POPE Benedict XVI will not be attending the G-20 summit in Pittsburgh in September. It's just as well. The Pope might strike a dissonant chord among the leaders and finance ministers of the world's most developed economies. He is not a fan of any system that promotes conspicuous consumption or indifference toward the poor. He is an advocate of redistributing much of the world's wealth.
This week, the Vatican released the Pontiff's third encyclical. Two years in the making, "Caritas in Veritate" (Charity in Truth) does to global capitalism what Jesus did in the temple of Jerusalem - it overturns the tables of the money changers.
To be sure, Pope Benedict isn't calling for the overthrow of capitalism, just saying that the system is not immune to corruption and that regulations are needed both for the sake of investors, the poor, and the exploited.

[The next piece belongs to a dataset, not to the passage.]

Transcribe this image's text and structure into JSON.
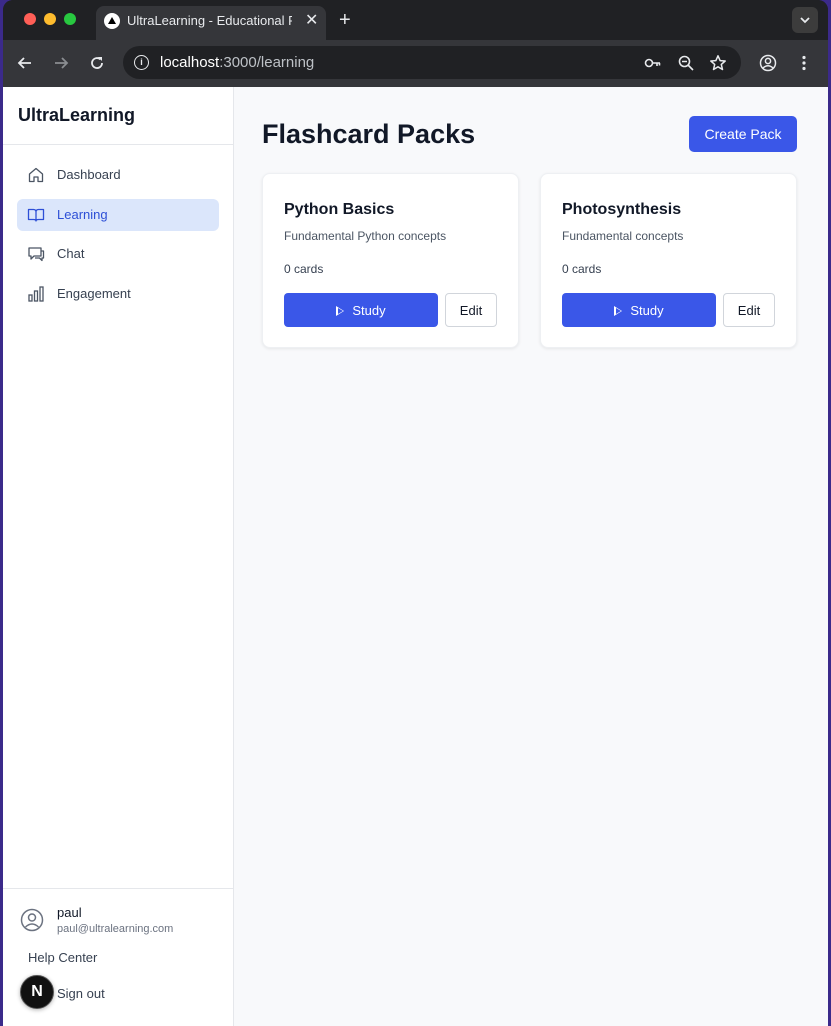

The Pope called upon the wealthiest nations to remember the poor while devising strategies to revive the world economy. He called for reform of the United Nations and other unnamed bodies and for creation of a new authority that would have real teeth in matters of international justice and peace in regulating the global economy.
"Profit is useful if it serves as a means toward an end," he wrote. "Once profit becomes the exclusive goal, if it is produced by improper means and without the common good as its ultimate end, it risks destroying wealth and creating poverty."
The encyclical warns of capitalism's dark side in terms a socialist might find agreeable. It is also critical of how unnamed institutions, presumably the World Bank and International Monetary Fund, have addressed global poverty.
The fact that the Vatican has issued a critique of capitalism doesn't mean the Pope is ready to exchange his miter for Che Guevara's beret.
The leader of the world's 1 billion Catholics is reminding us that there is a moral and ethical dimension to every dollar spent.
It isn't the economic system that matters as much as hearts inclined to hear the entreaties of the poor.